9) What life skills have Ultimate taught you?

See my answer in 8) above…

10) Which brand is best for buying Frisbees/sports discs from?

Great question but tough to answer. Short answer is: it depends on what you want to do with it. I’ll break it down that way below:

  1. Ultimate: Discraft, Daredevil, Innova or Wham-O

  2. Disc golf: Innova or Discraft but there are tons of other disc manufacturers as well (Prodigy, Legacy, Gateway, etc)

  3. Distance: any good golf disc driver (I prefer the Innova Champion Blizzard Boss and Katana)

  4. Self Caught Flight: Ultimate disc, Innova Condor or Lynx (old school golf disc) or Wham-O Fastback

  5. Dog disc: Hero Disc, Wham-O Fastback or Hyperflite discs (although I prefer Hero)

  6. Accuracy: Ultimate disc or Innova Zephyr

  7. Guts: Wham-O Guts Frisbee

  8. Freestyle: Discraft Skystyler

  9. DDC: Wham-O DDC Frisbee

Written by Ultimate Rob

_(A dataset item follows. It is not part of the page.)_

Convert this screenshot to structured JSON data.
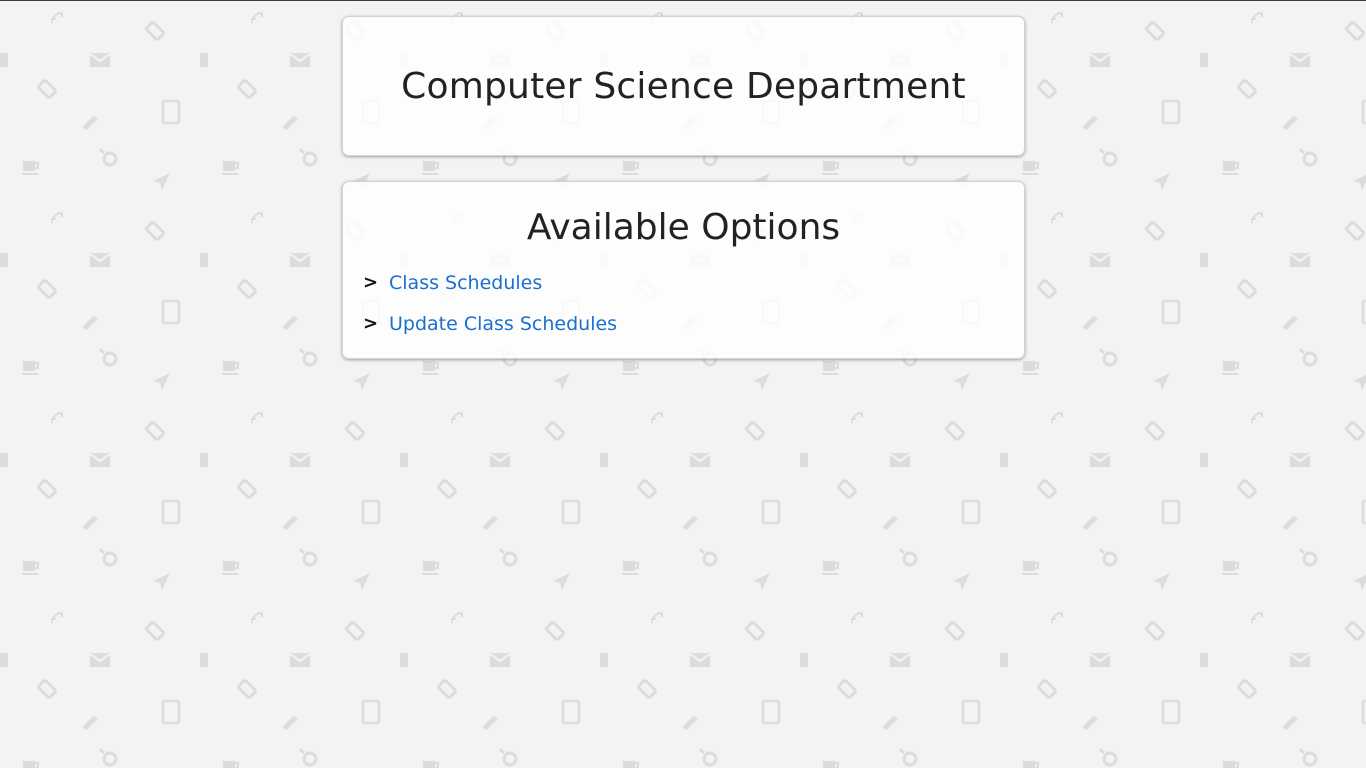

Rob McLeod is a disc sports competitor, a 13 time World Record holder (including 6 Guinness World Records), 10-time World Champion, 2 time Quadruped title holder and currently holds the Canadian Distance Record. He created ultimaterob.com in 2009.